Lewis and Tolkien Debate Myths and Lies - Grunky


The only attitude toward life that makes any sense.


  1. Here's part one of the transcript for this scene, by request. Written by Joseph Pearce, based on accounts by Lewis & Tolkien.

    Tolkien: The magic of fairy stories or myths is not an end in itself, it exists to serve virtue. It satisfies certain primordial human desires.

    Lewis: But myths are lies, and therefore worthless, even though breathed through silver. They are just beautiful lies. You can’t actually believe in fairy stories.

    Tolkien: Why not? I can. In fact, I do.
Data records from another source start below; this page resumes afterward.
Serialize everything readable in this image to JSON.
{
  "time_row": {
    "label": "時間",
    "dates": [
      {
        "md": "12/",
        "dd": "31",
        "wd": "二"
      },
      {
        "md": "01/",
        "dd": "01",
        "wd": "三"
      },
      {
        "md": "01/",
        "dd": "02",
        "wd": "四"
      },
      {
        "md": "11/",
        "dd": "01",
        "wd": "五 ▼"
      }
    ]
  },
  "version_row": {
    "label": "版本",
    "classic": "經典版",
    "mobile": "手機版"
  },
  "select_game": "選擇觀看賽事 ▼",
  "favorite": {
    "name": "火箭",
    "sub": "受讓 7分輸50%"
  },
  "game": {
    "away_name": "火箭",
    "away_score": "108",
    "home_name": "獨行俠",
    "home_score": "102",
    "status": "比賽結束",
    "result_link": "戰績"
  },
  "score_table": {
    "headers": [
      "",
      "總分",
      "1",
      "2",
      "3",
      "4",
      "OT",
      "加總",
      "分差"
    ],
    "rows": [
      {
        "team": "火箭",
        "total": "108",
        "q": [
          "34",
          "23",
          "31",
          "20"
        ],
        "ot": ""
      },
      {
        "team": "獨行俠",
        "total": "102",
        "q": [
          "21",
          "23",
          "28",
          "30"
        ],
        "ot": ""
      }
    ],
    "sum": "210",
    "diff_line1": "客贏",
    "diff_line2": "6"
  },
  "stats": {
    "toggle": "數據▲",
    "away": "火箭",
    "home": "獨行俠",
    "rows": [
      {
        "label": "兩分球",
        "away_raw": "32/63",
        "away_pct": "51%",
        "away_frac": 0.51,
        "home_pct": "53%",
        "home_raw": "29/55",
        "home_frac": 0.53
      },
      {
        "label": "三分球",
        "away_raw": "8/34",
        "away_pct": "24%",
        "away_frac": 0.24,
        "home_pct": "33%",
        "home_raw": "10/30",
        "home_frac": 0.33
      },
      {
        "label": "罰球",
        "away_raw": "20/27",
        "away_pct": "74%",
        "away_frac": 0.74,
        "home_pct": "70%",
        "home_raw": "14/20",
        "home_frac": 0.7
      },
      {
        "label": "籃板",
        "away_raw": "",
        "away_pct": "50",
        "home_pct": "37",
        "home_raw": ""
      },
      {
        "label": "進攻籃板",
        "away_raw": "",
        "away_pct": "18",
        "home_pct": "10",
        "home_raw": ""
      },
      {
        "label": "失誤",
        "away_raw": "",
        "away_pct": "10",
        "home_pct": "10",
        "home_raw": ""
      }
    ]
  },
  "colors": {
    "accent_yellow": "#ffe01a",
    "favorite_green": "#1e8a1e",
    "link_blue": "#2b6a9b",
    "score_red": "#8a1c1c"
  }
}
    Lewis: But this is preposterous. How can you seriously believe a lie?

    Tolkien: Myths are not lies. In fact they are the opposite of a lie. They convey the essential truth, the primal reality, of life itself.

    Lewis: Go on.

    Tolkien: We have been duped into using the word “myth” as being synonymous with a “lie” because we have been duped into believing the first real lie of materialism. That first lie, that real lie, is that there is no supernatural order to the universe. The materialists have imprisoned us in a world of mere matter, a world of physical facts divorced from, and devoid of, metaphysical truth. Well I say that they are lying; that their world doesn’t exist; that it is merely a figment of their imagination. The problem is that they have made us believe that it is real. They have made us think that this is all there is. Three dimensions. Five senses. Four walls. But this is not all there is. The four walls of materialism are the four walls of a prison. And the materialists are our jailers. They don’t want us to see what’s beyond the walls. They don’t want us to discover what lies outside their narrow philosophy. They see any attempt to escape as an act of treason. Well how can it be wrong for a prisoner to think of things other than walls and jailers? Doesn’t the fact that he is able to think of things that exist outside the walls suggest that things do exist beyond the walls? If the prison is all there is, how are we able to picture things that exist outside the prison? And this is where myths come in. They exist outside the prison. They allow us to escape from the prison – or, if we cannot escape, they allow us to catch a fleeting but oh so powerful glimpse of the beauty that exists beyond the walls.

    Lewis: But what is it that we are meant to be glimpsing?

    Tolkien: The truth, Jack. The truth. Don’t you see? Myths show us a fleeting glimpse of the truth itself.

    Lewis: Truth? Truth! What on earth is this truth that you are talking about?

    Tolkien: Ah! Quid est veritas. Pilate’s own words. You seem to be entering into the spirit of the myth, Jack! You have cast yourself in the role of Pilate.

  2. Part Two -

    Lewis: Pilate! [laughs] Oh, I see! You are able to believe in the lesser myths because you have already swallowed the Big One. Once you believe the Big Lie, the Myth of Christ, it is easier to believe the smaller ones. All right, Tollers; I’ll play the role of Pilate. I’ll wash my hands of the whole nonsense!

    Tolkien: But Jack, you’re getting things the wrong way round. We make things by the law in which we’re made. We create because we are created. Creativity, the imagination, is the imageness of God in us! We tell stories because God is a story teller. He is the Story Teller. We tell our stories with words, He tells His Story with History. The facts of history are his words, and providence is His storyline. We are all part of His Story. This very conversation is part of His Story.

    Lewis: But how can you know that your story, the story that you believe, the Christian story, is any more real than the other stories.

    Tolkien: But it isn’t my story, it’s His Story. Christianity is the True Myth. It’s the myth that really happened. Jesus really existed, so did Pilate. And yet it is this True Story that makes sense of all the other stories. It is the Archetype. The Story in which all the other stories have their source, and the Story to which all the other stories point. It has everything. It has catastrophe and its opposite, what we might call eucatastrophe, the joy of the happy ending, the sudden joyous turn in the story that is essential to all myths. It has to a sublime degree this joy of deliverance, this evangelium, this fleeting glimpse of the real Joy to which all other joys are but a distant echo. It has the catastrophe of the Fall and the eucatastrophe of the Redemption; it has the catastrophe of the Crucifixion and the eucatastrophe of the Resurrection. It has everything that man’s heart desires because it is being told by the One who is the fulfillment of desire itself. It is a story that begins and ends in joy. It has pre-eminently the inner consistency of reality. There is no tale ever told that men would rather find was true, and none which so many skeptical men have accepted as true on its own merits. For the Art of it has the supremely convincing tone of Primary Art, that is, of Creation. To reject it leads either to darkness or to wrath.

    Lewis: [after a pregnant pause] Astonishing! Tollers, you astonish me. You absolutely astonish me.